    84. Y. H. Jiang, J. Liu, J. Lin, S. Q. Li, Y. M. Xu, Q. H. Min, Q. H. Zhong, F. Sun, J. Li, X. H. You, K. L. Liao, T. Y. Qin, C. Zhao, B. Huang, X. Z. Wang: K562 cell-derived exosomes suppress the adhesive function of bone marrow mesenchymal stem cells via delivery of miR-711. Biochem Biophys Res Commun, 521(3), 584-589 (2020)

    85. B. G. Jaganathan, V. Tisato, T. Vulliamy, I. Dokal, J. Marsh, F. Dazzi, D. Bonnet: Effects of MSC co-injection on the reconstitution of aplastic anemia patient following hematopoietic stem cell transplantation. Leukemia, 24 (10), 1791–1795 (2010)

    86. D. Campioni, R. Rizzo, M. Stignani, L. Melchiorri, L. Ferrari, S. Moretti, A. Russo, G. P. Bagnara, L. Bonsi, F. Alviano, G. Lanzoni, A. Cuneo, O. R. Baricordi, F. Lanza: A decreased positivity for CD90 on human mesenchymal stromal cells (MSCs) is associated with a loss of immunosuppressive activity by MSCs. Cytometry B Clin Cyto,. 76B (3), 225–230 (2009)

    87. X. Gao, Z. Wan, M. Wei, Y. Dong, Y. Zhao, X. Chen, Z. Li, W. Qin, G. Yang, L. Liu: Chronic myelogenous leukemia cells remodel the bone marrow niche via exosome-mediated transfer of miR-320. Theranostics, 9 (19), 5642-5656 (2019)

    88. D. Jurkovicova, R. Lukackova, M. Magyerkova, L. Kulcsar, M. Krivjanska, V. Krivjansky, M. Chovanec: microRNA expression profiling as supportive diagnostic and therapy prediction tool in chronic myeloid leukemia. Neoplasma, 62 (6), 949-58 (2015)

    89. Y. Y. Wu, Y. L. Chen, Y. C. Jao, I. S. Hsieh, K.C. Chang, T.M. Hong: miR-320 regulates tumor angiogenesis driven by vascular endothelial cells in oral cancer by silencing neuropilin 1. Angiogenesis, 17(1), 247-60 (2014)

    90. T. Zhang, P. Zou, T. Wang, J. Xiang, J. Cheng, D. Chen, J. Zhou: Down-regulation of miR-320 associated with cancer progression and cell apoptosis via targeting Mcl-1 in cervical cancer. Tumour Biol, 37 (7), 8931-40 (2016)

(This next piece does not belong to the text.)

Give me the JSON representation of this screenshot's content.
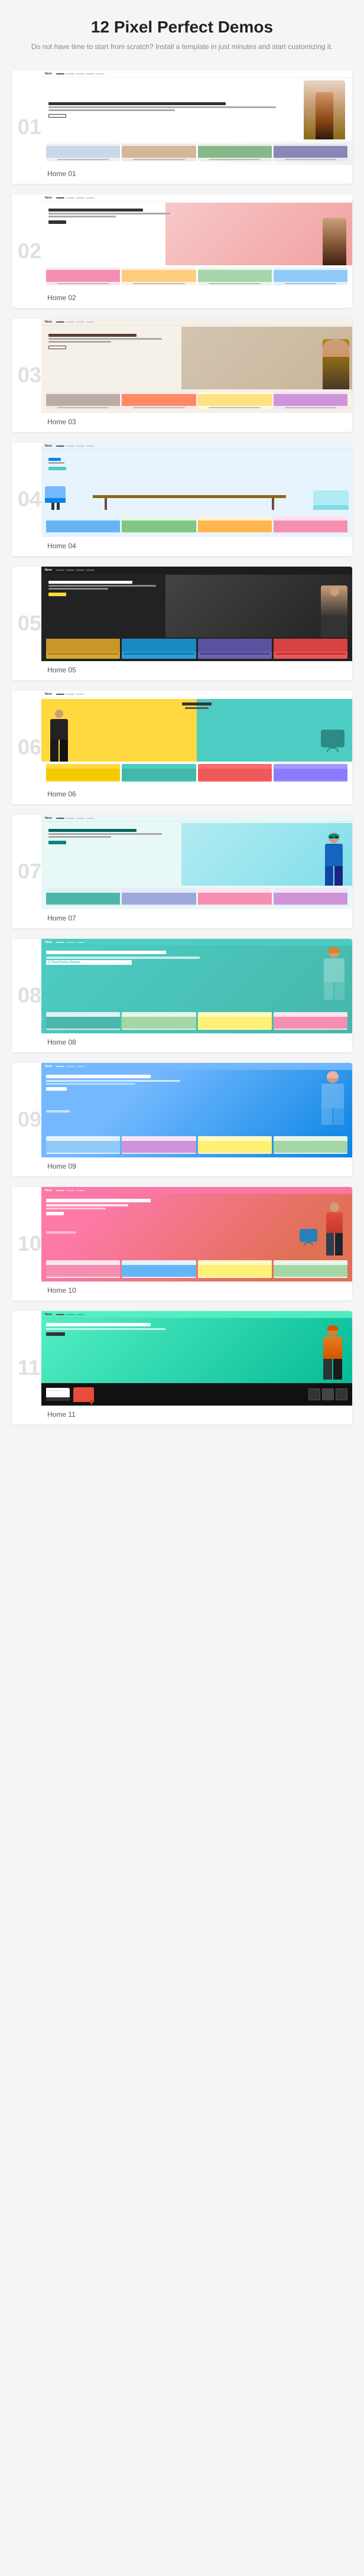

    91. C. Lu, Z. Liao, M. Cai, G. Zhan: MicroRNA-320a downregulation mediates human liver cancer cell proliferation through the Wnt/β-catenin signaling pathway. Oncol Lett, 13 (2), 573–578 (2017)

    92. Q. Wei, Y. Li, L. Chen, L. Zhang, X. He, X. Fu, K. Ying, J. Huang, Q. Chen, Y. Xie, Y. Mao: Genes differentially expressed in responsive and refractory acute leukemia. Front Biosci, 11, 977-82 (2006)

    93. Y. Wang, L. Lin, Y. Huang, J. Sun, X. Wang, P. Wang: MicroRNA-138 Suppresses Adipogenic Differentiation in Human Adipose Tissue-Derived Mesenchymal Stem Cells by Targeting Lipoprotein Lipase. Yonsei Med J, 60 (12), 1187-1194 (2019)

    94. Z. Wan, X. Chen, X. Gao, Y. Dong, Y. Zhao, M. Wei, W. Fan, G. Yang, L. Liu: Chronic myeloid leukemia-derived exosomes attenuate adipogenesis of adipose derived mesenchymal stem cells via transporting miR-92a-3p. J Cell Physiol, 234 (11), 21274-21283 (2019)

    95. Q. Wang, Y. C. Li, J. Wang, J. Kong, Y. Qi, R. J. Quigg, X. Li: miR-17-92 cluster accelerates adipocyte differentiation by negatively regulating tumor-suppressor Rb2/p130. Proc Natl Acad Sci USA, 105 (8), 2889–2894 (2008)

Share and Cite
Zafer Cetin, Eyup I. Saygili, Mehmet Yilmaz. Crosstalk between CML cells with HUVECs and BMSCs through exosomes. Frontiers in Bioscience-Landmark. 2021. 26(3); 444-467.